**GIVEN INFORMATION**.
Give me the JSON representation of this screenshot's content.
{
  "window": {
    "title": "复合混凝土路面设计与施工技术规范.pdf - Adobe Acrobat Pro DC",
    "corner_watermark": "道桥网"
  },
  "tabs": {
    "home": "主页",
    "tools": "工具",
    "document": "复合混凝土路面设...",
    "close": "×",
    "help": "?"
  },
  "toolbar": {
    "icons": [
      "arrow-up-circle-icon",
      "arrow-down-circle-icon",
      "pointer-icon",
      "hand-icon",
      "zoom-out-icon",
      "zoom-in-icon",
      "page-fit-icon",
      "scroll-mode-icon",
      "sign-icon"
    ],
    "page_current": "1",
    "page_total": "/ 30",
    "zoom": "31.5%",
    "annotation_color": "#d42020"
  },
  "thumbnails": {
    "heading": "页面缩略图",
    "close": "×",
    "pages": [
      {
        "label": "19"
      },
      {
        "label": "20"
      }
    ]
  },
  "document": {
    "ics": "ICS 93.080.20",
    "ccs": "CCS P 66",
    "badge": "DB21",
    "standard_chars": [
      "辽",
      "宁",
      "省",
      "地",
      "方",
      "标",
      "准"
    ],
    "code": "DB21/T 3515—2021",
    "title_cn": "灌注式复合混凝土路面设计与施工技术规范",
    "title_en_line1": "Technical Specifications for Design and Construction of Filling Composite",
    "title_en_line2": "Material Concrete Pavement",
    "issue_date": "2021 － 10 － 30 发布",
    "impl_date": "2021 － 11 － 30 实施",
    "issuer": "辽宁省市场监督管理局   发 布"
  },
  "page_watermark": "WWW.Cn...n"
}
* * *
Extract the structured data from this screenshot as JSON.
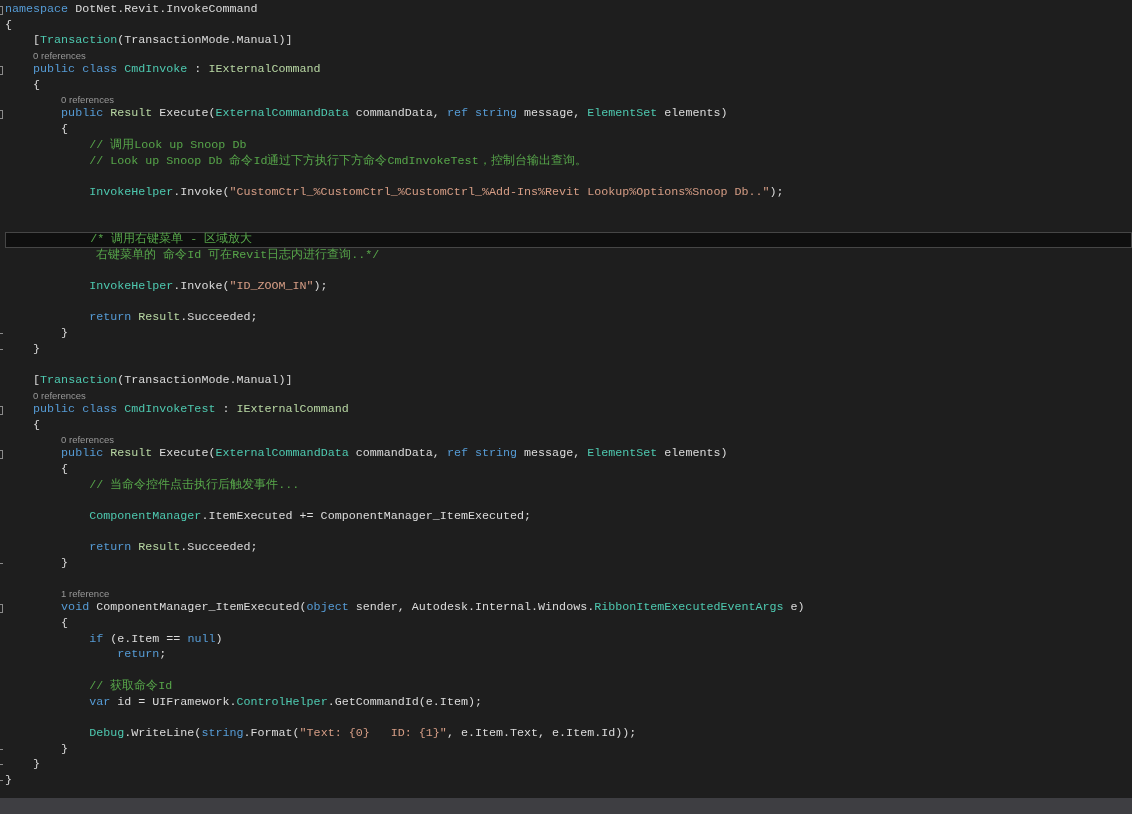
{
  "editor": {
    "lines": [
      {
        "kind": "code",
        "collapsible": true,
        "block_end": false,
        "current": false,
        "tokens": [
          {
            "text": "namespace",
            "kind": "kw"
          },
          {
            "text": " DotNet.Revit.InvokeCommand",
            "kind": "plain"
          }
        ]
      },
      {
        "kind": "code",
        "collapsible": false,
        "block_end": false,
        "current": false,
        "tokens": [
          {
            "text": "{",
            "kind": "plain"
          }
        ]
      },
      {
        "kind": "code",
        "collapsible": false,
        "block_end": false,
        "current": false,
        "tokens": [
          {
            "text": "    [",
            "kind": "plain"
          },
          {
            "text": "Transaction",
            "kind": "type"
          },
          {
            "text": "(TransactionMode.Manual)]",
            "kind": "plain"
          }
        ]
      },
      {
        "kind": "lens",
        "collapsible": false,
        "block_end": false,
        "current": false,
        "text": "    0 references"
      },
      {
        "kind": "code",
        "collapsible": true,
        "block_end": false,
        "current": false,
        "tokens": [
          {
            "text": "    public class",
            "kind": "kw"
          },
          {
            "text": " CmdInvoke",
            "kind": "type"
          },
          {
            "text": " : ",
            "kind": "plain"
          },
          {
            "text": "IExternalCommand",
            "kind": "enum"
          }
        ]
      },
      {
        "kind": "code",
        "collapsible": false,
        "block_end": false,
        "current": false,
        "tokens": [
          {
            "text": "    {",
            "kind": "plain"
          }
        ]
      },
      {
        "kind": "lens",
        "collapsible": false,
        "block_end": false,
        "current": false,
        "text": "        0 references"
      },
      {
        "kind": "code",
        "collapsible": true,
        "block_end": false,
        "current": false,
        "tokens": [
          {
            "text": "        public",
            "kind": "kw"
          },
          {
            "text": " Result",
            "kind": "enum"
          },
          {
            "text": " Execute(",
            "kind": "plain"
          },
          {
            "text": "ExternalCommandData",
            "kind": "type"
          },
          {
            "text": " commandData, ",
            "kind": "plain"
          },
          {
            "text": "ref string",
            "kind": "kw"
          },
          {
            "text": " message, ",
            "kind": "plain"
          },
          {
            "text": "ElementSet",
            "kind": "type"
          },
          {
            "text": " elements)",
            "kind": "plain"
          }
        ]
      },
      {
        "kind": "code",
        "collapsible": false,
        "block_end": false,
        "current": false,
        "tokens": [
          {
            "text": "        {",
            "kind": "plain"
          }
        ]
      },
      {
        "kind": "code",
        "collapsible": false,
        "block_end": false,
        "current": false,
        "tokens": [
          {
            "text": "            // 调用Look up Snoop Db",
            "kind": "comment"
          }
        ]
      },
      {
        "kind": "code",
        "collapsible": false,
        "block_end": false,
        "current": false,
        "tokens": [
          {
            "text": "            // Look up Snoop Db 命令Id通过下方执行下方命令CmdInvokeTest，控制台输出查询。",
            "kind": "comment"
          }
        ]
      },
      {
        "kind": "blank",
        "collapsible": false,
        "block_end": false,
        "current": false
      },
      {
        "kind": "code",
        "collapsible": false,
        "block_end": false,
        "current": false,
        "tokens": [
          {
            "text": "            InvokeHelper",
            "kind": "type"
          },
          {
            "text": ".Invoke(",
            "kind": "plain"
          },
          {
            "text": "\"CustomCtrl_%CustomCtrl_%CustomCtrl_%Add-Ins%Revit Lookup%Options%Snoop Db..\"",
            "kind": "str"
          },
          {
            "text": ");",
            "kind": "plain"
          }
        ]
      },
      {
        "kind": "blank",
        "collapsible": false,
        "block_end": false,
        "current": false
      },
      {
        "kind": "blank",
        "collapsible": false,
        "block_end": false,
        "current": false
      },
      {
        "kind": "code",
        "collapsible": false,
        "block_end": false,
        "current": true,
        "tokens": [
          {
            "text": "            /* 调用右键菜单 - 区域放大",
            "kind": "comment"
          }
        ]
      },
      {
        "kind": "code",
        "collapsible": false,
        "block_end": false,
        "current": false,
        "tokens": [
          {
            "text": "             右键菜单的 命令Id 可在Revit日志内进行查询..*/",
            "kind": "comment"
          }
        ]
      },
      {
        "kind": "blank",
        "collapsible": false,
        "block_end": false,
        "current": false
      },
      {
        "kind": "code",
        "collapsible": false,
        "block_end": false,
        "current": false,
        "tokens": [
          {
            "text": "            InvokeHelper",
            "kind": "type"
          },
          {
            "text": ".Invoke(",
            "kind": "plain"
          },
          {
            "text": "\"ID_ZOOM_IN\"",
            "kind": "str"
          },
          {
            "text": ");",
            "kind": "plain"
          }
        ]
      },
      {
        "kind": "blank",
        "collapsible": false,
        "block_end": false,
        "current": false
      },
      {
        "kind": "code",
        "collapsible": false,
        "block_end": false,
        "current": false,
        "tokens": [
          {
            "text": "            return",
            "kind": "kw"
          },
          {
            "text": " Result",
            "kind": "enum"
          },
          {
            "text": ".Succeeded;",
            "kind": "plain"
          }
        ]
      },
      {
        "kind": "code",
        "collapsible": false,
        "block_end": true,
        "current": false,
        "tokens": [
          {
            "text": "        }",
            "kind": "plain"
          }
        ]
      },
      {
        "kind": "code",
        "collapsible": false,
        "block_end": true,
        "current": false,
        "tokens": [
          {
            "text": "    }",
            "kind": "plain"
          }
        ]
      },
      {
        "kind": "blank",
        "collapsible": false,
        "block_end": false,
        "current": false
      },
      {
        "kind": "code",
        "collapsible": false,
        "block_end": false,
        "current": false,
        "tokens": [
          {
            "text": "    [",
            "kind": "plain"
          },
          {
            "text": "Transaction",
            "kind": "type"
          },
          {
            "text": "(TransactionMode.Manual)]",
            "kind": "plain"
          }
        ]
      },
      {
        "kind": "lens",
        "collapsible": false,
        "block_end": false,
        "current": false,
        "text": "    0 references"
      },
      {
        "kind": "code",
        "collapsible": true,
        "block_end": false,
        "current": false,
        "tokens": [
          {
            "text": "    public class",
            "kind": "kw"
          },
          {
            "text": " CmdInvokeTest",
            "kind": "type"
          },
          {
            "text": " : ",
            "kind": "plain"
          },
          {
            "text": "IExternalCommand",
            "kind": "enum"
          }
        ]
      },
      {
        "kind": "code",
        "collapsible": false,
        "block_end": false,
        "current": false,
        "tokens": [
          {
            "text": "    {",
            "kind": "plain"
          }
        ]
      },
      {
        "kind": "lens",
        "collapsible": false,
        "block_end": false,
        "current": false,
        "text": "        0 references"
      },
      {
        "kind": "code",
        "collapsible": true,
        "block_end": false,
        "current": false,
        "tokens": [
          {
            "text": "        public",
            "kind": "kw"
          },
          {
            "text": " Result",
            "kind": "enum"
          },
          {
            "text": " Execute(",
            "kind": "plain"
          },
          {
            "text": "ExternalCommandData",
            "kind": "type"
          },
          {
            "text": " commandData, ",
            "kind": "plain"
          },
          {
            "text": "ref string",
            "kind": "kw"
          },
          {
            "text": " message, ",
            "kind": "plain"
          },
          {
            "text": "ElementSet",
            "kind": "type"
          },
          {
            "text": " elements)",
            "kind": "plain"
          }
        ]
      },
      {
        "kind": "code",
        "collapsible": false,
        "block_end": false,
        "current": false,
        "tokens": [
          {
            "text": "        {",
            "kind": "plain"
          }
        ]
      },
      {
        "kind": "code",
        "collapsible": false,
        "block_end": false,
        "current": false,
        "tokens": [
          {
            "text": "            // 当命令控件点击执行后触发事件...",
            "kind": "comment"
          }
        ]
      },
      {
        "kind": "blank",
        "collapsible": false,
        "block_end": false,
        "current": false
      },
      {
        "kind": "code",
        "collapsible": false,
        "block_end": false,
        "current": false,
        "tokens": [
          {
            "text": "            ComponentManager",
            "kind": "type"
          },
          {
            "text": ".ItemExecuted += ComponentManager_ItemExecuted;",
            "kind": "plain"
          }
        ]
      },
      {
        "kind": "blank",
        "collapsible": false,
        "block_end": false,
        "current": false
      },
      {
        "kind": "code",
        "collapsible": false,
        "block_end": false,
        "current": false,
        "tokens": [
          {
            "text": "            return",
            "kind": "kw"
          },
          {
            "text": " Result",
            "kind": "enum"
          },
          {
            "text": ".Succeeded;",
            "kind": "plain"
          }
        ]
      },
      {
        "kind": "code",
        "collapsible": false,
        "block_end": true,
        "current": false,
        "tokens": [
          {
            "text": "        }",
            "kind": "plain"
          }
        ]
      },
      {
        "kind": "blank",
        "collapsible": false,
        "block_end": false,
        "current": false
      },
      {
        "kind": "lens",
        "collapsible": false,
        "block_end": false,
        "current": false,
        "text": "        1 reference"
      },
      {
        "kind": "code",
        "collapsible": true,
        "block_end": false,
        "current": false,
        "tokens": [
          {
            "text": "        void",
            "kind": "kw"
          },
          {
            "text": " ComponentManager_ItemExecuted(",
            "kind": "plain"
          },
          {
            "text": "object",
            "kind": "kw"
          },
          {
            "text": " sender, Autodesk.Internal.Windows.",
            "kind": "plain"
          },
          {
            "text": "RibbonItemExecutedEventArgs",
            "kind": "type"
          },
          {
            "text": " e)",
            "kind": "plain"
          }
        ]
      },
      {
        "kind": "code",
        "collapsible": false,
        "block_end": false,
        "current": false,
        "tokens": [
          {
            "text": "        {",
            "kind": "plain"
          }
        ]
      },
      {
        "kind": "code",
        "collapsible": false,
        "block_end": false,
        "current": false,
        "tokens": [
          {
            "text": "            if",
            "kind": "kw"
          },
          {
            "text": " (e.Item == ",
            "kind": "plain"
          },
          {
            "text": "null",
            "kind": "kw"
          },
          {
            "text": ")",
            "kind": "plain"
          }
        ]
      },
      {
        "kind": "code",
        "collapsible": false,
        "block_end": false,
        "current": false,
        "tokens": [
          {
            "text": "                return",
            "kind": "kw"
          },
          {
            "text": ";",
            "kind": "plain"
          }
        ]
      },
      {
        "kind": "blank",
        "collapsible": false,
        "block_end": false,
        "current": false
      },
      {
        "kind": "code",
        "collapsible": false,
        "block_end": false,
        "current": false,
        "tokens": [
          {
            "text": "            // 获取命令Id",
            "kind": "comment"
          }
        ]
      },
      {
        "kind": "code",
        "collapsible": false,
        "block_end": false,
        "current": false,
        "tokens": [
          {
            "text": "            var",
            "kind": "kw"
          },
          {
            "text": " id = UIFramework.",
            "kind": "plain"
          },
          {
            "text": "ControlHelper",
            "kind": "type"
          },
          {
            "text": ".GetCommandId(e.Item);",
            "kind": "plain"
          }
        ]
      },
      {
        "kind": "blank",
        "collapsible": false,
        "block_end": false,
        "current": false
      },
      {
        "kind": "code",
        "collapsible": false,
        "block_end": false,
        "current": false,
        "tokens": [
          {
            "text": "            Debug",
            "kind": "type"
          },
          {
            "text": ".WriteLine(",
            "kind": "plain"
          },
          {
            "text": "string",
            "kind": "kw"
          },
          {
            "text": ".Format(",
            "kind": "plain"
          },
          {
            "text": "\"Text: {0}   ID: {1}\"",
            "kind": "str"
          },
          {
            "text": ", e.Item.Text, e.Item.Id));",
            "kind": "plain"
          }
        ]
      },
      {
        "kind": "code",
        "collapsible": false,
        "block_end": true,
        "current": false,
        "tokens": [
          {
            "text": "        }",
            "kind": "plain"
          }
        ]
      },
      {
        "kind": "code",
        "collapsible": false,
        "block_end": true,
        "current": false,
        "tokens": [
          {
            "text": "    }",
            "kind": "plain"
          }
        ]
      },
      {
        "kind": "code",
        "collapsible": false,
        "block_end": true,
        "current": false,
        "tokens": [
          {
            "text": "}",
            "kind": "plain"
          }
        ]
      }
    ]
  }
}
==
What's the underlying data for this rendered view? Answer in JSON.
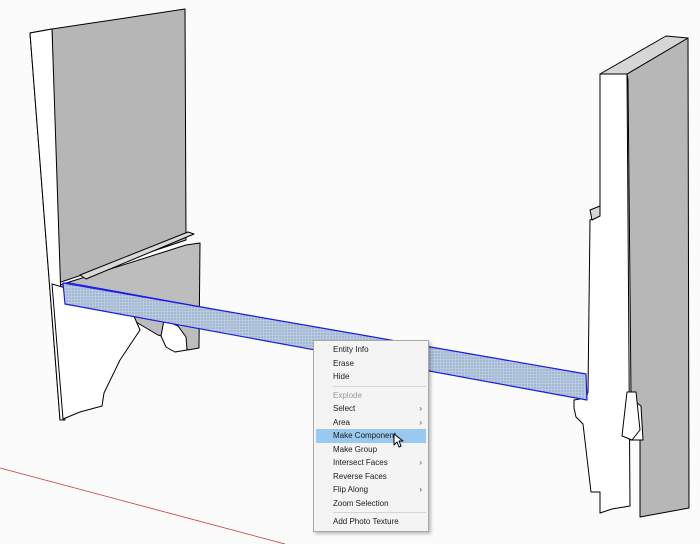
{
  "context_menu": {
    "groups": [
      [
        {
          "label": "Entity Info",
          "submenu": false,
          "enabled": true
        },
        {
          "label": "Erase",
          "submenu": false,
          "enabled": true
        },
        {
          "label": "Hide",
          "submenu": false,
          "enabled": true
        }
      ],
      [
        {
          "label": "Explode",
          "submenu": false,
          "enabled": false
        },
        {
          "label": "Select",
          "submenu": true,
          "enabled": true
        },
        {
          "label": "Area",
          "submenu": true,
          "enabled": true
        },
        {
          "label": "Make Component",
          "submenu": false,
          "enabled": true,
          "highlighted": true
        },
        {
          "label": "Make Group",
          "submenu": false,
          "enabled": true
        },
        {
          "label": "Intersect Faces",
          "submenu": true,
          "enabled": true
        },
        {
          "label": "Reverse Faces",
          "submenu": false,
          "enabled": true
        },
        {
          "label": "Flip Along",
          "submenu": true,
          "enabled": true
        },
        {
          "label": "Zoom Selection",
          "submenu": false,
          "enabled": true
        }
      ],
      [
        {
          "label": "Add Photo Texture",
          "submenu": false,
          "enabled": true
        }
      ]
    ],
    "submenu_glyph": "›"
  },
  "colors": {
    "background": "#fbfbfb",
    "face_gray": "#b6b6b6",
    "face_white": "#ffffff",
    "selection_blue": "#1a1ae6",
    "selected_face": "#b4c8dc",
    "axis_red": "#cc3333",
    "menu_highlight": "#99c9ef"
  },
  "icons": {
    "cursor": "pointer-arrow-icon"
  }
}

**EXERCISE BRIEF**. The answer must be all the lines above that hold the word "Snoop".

**SOLUTION BELOW**.
            "text": "            // 调用Look up Snoop Db",
            "text": "            // Look up Snoop Db 命令Id通过下方执行下方命令CmdInvokeTest，控制台输出查询。",
            "text": "\"CustomCtrl_%CustomCtrl_%CustomCtrl_%Add-Ins%Revit Lookup%Options%Snoop Db..\"",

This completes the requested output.